That same year, 1946, the ENIAC, the first programmable general-purpose electronic digital computer, was unveiled and OR was on its way.

We would also, at Oxford, be toasting the publication of my latest book and the graduation of my 19th PhD student. We would be celebrating my daughter’s graduation from college and reminiscing how she attended her first INFORMS conference in Boston at three months of age.


What are current issues/trends/challenges in O.R.?
O.R. has made immense positive impacts on many sectors of our economy and societies, as well as government. Through methodological and algorithmic innovations, new models, software, and exciting applications ranging from cybersecurity to disaster management and advanced transportation systems, and even Future Internet Architectures, novel supply chains and services, social media analytics, renewable energy and sustainability, coupled with partnerships with collaborators in different disciplines, such as computer science and economics, as well as in medicine and healthcare, the discipline is reaching new heights and levels of recognition. With Big Data and our expertise and contributions to analytics, there are great opportunities to synergistically enhance education, research, and practice. Demands for expertise in O.R. and analytics from industry, the non-profit sector, and government will be keeping us all very busy in pushing the frontiers. These are truly exciting times.

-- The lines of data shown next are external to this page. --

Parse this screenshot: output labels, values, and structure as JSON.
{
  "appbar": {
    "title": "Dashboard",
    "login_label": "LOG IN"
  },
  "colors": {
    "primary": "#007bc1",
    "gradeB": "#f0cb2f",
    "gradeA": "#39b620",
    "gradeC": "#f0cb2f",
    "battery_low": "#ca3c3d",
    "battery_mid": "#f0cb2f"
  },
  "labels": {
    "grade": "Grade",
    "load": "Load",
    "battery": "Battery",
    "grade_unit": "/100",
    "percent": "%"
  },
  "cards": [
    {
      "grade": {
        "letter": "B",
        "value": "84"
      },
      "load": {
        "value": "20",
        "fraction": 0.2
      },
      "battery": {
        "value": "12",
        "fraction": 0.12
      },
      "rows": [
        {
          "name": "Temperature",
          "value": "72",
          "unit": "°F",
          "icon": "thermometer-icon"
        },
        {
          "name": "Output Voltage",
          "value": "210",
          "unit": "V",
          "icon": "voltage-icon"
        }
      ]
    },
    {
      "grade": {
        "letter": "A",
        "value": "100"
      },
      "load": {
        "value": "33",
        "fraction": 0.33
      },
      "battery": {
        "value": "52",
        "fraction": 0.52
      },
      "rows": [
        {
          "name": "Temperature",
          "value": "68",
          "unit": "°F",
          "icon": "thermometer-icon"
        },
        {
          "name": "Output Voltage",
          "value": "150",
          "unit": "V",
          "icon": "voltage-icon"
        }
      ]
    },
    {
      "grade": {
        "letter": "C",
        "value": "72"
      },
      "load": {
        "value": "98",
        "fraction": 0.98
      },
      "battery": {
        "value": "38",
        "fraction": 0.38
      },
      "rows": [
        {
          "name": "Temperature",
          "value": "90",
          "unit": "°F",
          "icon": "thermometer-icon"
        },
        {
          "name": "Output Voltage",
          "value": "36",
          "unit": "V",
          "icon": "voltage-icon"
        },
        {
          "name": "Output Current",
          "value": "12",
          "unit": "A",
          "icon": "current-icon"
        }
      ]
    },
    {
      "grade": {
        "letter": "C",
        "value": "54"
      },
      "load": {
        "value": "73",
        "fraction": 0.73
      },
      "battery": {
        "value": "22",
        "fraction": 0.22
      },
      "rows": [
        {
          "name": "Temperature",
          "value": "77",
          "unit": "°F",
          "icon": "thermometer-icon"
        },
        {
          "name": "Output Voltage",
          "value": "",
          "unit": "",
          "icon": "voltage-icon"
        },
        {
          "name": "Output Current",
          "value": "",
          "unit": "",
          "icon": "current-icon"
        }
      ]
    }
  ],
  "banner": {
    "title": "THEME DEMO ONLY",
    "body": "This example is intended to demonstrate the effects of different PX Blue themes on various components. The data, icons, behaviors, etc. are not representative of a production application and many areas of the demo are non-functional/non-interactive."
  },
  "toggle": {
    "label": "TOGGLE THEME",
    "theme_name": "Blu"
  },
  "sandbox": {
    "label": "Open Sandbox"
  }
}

Do you believe in Big Foot?
I believe in Big Foot because she is proof that you can go to fascinating places without knowing how to drive, and like me, she was born in Canada.